“Chemistry is vital,” Stricklin said. “It’s way too early in the season to know if we have that yet. We really have to have the freshman buy in. The sophomores have been pretty driven this year. The key is will that rub off on these freshman and how long will it take?”
The team’s leadership will be heavily relied upon to accomplish those tasks. An area they are definitely not in short supply of.
“We don’t have just one leader on this team,” Stricklin said. “Ashli is a leader, but she is not vocal like Mana (Inocencio). She leads by example more than anything else. Marcy Ortiz is as much a leader as anyone on this team. She will help us. She isn’t going to average 30 minutes a game for us, or led us in scoring or rebounding, but she will continue to help. Marcy is without a doubt our most improved player. She works so hard every day with everything. I have a tremendous amount of respect for her.”
In addition to leadership, UCC will have the luxury of versatility with its starting line-up.

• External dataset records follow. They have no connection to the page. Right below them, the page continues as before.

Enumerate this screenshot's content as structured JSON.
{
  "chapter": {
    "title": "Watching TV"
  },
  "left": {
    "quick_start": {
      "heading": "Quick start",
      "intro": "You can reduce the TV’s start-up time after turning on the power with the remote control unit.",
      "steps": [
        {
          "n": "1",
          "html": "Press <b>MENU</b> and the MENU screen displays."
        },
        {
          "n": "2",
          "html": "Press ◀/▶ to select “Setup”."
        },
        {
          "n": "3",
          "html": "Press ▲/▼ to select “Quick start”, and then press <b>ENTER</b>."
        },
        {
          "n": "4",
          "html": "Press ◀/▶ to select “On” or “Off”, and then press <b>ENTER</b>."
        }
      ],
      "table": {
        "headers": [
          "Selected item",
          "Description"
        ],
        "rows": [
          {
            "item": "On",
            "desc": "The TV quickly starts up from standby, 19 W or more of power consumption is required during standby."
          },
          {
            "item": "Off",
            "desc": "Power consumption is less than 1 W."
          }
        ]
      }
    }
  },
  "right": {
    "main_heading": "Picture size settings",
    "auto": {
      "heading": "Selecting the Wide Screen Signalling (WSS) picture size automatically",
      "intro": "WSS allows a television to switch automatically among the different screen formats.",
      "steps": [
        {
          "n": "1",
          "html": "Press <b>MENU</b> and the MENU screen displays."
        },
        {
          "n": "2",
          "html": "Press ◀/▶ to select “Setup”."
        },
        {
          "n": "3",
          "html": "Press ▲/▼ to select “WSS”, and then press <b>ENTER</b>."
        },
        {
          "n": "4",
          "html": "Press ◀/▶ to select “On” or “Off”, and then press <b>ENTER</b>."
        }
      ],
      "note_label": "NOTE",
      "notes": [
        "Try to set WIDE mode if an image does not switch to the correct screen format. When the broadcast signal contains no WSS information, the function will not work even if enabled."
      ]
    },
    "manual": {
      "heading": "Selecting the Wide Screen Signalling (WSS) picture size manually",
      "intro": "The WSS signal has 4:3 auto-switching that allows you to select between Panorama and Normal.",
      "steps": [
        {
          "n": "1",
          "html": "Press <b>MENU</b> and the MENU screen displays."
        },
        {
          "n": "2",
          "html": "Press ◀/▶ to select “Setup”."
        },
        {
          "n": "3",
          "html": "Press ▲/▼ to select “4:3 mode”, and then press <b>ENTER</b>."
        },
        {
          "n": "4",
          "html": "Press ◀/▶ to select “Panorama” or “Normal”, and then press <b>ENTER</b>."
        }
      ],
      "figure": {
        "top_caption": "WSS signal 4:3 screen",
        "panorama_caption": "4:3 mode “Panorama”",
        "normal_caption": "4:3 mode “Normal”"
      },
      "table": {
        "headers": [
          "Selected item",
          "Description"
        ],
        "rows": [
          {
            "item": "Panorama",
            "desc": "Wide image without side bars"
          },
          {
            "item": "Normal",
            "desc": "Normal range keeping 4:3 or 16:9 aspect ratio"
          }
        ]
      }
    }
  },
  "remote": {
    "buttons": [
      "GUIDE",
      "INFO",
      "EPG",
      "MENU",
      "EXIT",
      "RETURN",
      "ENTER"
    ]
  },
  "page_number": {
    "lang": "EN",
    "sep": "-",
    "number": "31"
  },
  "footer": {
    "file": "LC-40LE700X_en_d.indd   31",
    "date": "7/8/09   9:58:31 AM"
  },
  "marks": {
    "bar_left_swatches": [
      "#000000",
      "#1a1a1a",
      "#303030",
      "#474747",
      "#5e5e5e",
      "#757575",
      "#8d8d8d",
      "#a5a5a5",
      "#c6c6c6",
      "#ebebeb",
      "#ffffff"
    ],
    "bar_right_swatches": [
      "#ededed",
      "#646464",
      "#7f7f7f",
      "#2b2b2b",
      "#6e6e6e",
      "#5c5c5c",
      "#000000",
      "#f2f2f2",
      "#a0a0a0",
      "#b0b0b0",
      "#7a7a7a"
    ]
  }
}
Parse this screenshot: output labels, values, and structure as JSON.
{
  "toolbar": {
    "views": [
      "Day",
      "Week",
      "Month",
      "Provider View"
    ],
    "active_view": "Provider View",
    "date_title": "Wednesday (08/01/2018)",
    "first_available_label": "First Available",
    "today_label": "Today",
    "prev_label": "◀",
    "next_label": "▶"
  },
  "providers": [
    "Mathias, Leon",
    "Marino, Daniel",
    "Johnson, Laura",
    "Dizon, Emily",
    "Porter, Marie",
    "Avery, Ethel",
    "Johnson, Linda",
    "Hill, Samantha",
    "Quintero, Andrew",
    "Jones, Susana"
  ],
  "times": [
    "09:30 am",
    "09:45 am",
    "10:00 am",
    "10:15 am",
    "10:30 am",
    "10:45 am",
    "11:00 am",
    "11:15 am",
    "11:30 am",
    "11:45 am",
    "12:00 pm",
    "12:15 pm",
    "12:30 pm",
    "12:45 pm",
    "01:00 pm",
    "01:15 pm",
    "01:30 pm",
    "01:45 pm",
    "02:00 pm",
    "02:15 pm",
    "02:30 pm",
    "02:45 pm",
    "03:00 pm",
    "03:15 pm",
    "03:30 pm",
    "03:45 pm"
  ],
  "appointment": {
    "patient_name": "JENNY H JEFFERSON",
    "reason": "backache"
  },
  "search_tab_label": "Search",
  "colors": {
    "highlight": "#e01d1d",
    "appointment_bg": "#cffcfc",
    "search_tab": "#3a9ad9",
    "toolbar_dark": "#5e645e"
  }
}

“To be honest, we have potentially ten people that could start if we needed them to.”
For the time being however, Stricklin has settled on a starting five. UCC will feature 5’4’’ Inocencio (6.94 ppg, 2.58 assists, 1.52 steals) at the point, 5’11’’ Payne (17.94 ppg, 10.16 rebs) and 5’10’’ Kluge (Bremerton, Washington.) at the guard positions. At forward, 5’11’’ Bice (6.87 ppg, 4.7 rebs) and 6’1’’ Anna Mumm (Laguna Hills, Ca.) will start.
Regardless of who starts for the Riverhawks this season, the team can take solace in the fact it has a deep bench at its disposal. UCC returns 6’0’’ forward Pilialoha Kailiawa (Pahala, Hi), and 5’11’’ Ortiz (Scio, Or.) from last year’s squad. Freshmen guards 5’10’’ Madison Pape (Independence, Or.), and 5’3’’ Jasmyne Davis (Los Angeles, Ca) will round out the guard positions. At forward, 5’11’ sophomore Breannie Robinson (Oakland, Ca.), and 5’11’’ freshman Shaunta Jackson (Beaverton, Or.) will fill out the post positions.
Umpqua will undoubtedly start the season as favorites to win the NWAC South, and should contend for a championship. However, Stricklin and his coaching staff of Perry Murray and Linda Stricklin caution against the notion that this is a championship or bust season.
“We can’t be so concerned with winning a championship,” Stricklin said. “Our concern is we need to be champions ever day in how we approach all things. How we approach practice, the weight room or study hall. We need to be champions every day. The NWAC championships aren’t until March, and if we don’t take care of the day-to-day things we won’t be in a position to win at all.”